Baltimore Brothers Who Were Wrongfully Jailed For 24 Years Get $3.8 Million In Compensation
Two brothers who were wrongfully convicted of murder have received $3.8 million in compensation after spending 24 years behind bars.
Eric Simmons and Kenneth “JR” McPherson, from Baltimore, Maryland, were jailed in their early 20s for the 1994 killing of a 21-year-old man – despite the fact they both had alibis for the time of the murder.
After 24 years, the brothers were released in May 2019 with the help of Innocence Project, a nonprofit that works to exonerate wrongly convicted people and reform the criminal justice system to prevent future injustices.
The organisation worked to uncover new evidence in the case, and claimed a 13-year-old suspect had been pressured by police to identify Simmons and McPherson. Police allegedly threatened the teen with murder charges if he did not comply.
Another witness, who worked as a paid police informant in another case, claimed to have seen the murder take place from her third-floor apartment, located 150ft (45 metres) away from where the killing took place.
Prosecutors re-examined the brothers’ cases and found errors had been made by investigators, and following their release last year Baltimore State’s Attorney Marilyn Mosby said McPherson was at a nearby party when the killing happened, while Simmons was home in bed.
On Wednesday, June 17, the pair were awarded compensation from the state of Maryland, with the Maryland Board of Public Works voting unanimously to give them eight payments over the next five years, totalling $1.9 million each.
Lt. Gov. Boyd Rutherford, who chaired the board meeting, said the vote represented ‘an opportunity, a moment in time, when we can make some systemic changes that hopefully we won’t have this kind of situation occurring in the future’, according to the Maryland Reporter.
You really can’t get that time back.
Simmons, who is now 49, said he appreciated the money from the Maryland Board of Public Works, but similarly stressed that no amount can replace the time lost while behind bars.
Speaking to The Washington Post, as per the BBC, he said:
My mother died in ’09, and I can’t get that back. Money can’t fix the time I got jumped on and [guards] would beat me and put me in the hole. Money can’t fix that.
Simmons recalled waking up in prison and wondering if his situation was real, sometimes thinking he was back home.

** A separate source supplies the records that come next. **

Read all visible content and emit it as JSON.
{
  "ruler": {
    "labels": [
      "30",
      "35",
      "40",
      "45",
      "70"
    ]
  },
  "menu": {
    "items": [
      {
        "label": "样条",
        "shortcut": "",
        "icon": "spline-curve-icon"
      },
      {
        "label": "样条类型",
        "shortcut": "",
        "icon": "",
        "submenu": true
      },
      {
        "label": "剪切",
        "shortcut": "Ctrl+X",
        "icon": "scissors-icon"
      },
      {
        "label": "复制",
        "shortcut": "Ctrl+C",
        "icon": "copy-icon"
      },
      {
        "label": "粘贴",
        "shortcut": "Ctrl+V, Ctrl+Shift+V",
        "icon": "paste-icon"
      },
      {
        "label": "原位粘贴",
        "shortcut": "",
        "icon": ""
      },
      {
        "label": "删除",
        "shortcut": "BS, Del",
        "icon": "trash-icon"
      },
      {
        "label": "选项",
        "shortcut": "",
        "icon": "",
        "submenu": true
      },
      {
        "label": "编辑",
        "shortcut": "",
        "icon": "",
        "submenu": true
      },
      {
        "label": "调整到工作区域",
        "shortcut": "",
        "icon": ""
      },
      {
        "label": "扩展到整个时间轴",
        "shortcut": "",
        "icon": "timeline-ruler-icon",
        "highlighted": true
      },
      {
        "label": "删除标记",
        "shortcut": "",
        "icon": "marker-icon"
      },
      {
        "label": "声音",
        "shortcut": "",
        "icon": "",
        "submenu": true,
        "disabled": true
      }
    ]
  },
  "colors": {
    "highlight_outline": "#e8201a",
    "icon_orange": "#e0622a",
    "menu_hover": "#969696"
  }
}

The case was appealed in 2010, but when it failed Simmons admitted it ‘almost took the life’ out of him.
If it was up to me, I wouldn’t have wanted to wake up after that. It was just God who put breath in my body.
Simmons and McPherson are the ninth and tenth exonerees in Maryland to receive compensation for their wrongful conviction. According to The Innocence Project, there are a total of 30 exonerees in the state.
The Innocence Project has helped free hundreds of people since its inception, a large number of which have been black people. The NAACP states African Americans are incarcerated at more than five times the rate of white people, proving there is an issue of systemic racism within the institution.
Sadly, Simmons and McPherson have lost more than two decades of their lives to an unjust system; no one else should fall victim to such a problematic process.
If you have been affected by any of the issues in this article and wish to speak to someone in confidence, contact Stop Hate UK by visiting their website www.stophateuk.org/talk